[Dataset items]
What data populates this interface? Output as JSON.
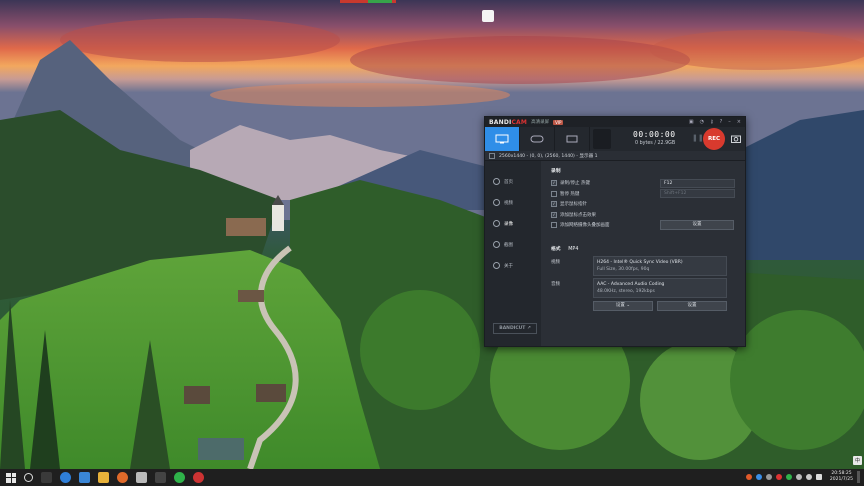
{
  "bandicam": {
    "logo_main": "BANDI",
    "logo_accent": "CAM",
    "subtitle": "高清录屏",
    "vip": "VIP",
    "timer": "00:00:00",
    "bytes": "0 bytes / 22.9GB",
    "rec_label": "REC",
    "area_text": "2560x1440 - (0, 0), (2560, 1440) - 显示器 1",
    "sidebar": [
      {
        "label": "首页"
      },
      {
        "label": "视频"
      },
      {
        "label": "录像"
      },
      {
        "label": "截图"
      },
      {
        "label": "关于"
      }
    ],
    "sidebar_logo": "BANDICUT ↗",
    "record": {
      "title": "录制",
      "options": [
        {
          "label": "录制/停止 热键",
          "checked": "✓",
          "value": "F12",
          "dim": false
        },
        {
          "label": "暂停 热键",
          "checked": "",
          "value": "Shift+F12",
          "dim": true
        },
        {
          "label": "显示鼠标指针",
          "checked": "✓",
          "value": "",
          "dim": false
        },
        {
          "label": "添加鼠标点击效果",
          "checked": "✓",
          "value": "",
          "dim": false
        },
        {
          "label": "添加网络摄像头叠加画面",
          "checked": "",
          "value": "",
          "dim": false
        }
      ],
      "settings_btn": "设置"
    },
    "format": {
      "title": "格式",
      "container": "MP4",
      "video_label": "视频",
      "video_line1": "H264 - Intel® Quick Sync Video (VBR)",
      "video_line2": "Full Size, 30.00fps, 90q",
      "audio_label": "音频",
      "audio_line1": "AAC - Advanced Audio Coding",
      "audio_line2": "48.0KHz, stereo, 192kbps",
      "preset_btn": "设置",
      "settings_btn": "设置"
    }
  },
  "taskbar": {
    "clock_time": "20:58:25",
    "clock_date": "2021/7/25",
    "ime": "中"
  },
  "colors": {
    "accent_blue": "#2f8ee8",
    "rec_red": "#d83a2e"
  }
}
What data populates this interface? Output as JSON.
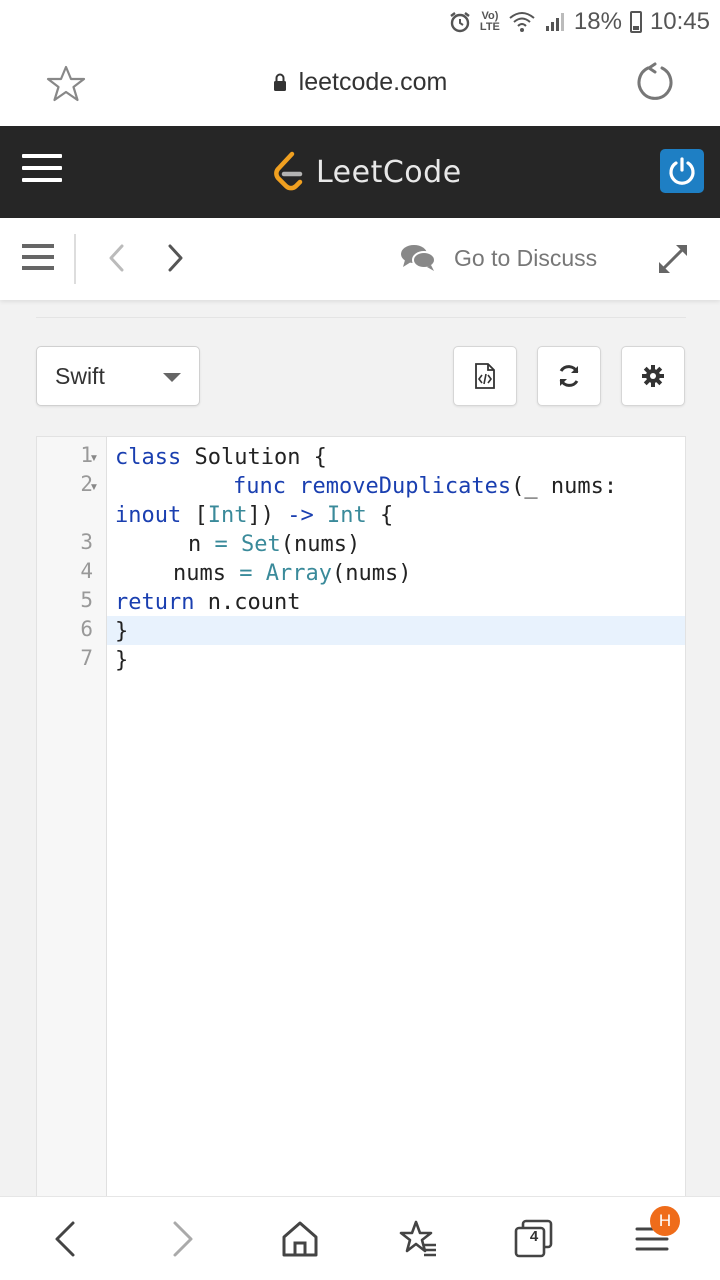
{
  "status_bar": {
    "lte_top": "Vo)",
    "lte_bottom": "LTE",
    "battery": "18%",
    "time": "10:45",
    "icons": [
      "alarm-icon",
      "volte-icon",
      "wifi-icon",
      "signal-icon",
      "battery-icon"
    ]
  },
  "browser": {
    "url": "leetcode.com",
    "icons": [
      "star-icon",
      "lock-icon",
      "reload-icon"
    ]
  },
  "header": {
    "logo_text": "LeetCode",
    "accent": "#1e7fc4",
    "logo_orange": "#f0a020"
  },
  "toolbar": {
    "discuss_label": "Go to Discuss",
    "icons": [
      "menu-icon",
      "chevron-left-icon",
      "chevron-right-icon",
      "comments-icon",
      "expand-icon"
    ]
  },
  "editor": {
    "language": "Swift",
    "buttons": [
      "code-file-icon",
      "refresh-icon",
      "gear-icon"
    ],
    "line_numbers": [
      "1",
      "2",
      "3",
      "4",
      "5",
      "6",
      "7"
    ],
    "code": {
      "line1_kw": "class",
      "line1_rest": " Solution {",
      "line2_kw": "func",
      "line2_fn": "removeDuplicates",
      "line2_rest": "(_ nums:",
      "line2b_kw": "inout",
      "line2b_open": " [",
      "line2b_type": "Int",
      "line2b_mid": "]) ",
      "line2b_arrow": "->",
      "line2b_space": " ",
      "line2b_ret": "Int",
      "line2b_close": " {",
      "line3_lead": "n ",
      "line3_eq": "=",
      "line3_sp": " ",
      "line3_type": "Set",
      "line3_rest": "(nums)",
      "line4_lead": "nums ",
      "line4_eq": "=",
      "line4_sp": " ",
      "line4_type": "Array",
      "line4_rest": "(nums)",
      "line5_kw": "return",
      "line5_rest": " n.count",
      "line6": "}",
      "line7": "}"
    }
  },
  "bottom_nav": {
    "tabs_count": "4",
    "badge": "H",
    "icons": [
      "back-icon",
      "forward-icon",
      "home-icon",
      "bookmarks-icon",
      "tabs-icon",
      "menu-icon"
    ]
  }
}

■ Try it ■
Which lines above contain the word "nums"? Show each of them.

■ Output of the task ■
      "line2_rest": "(_ nums:",
      "line3_rest": "(nums)",
      "line4_lead": "nums ",
      "line4_rest": "(nums)",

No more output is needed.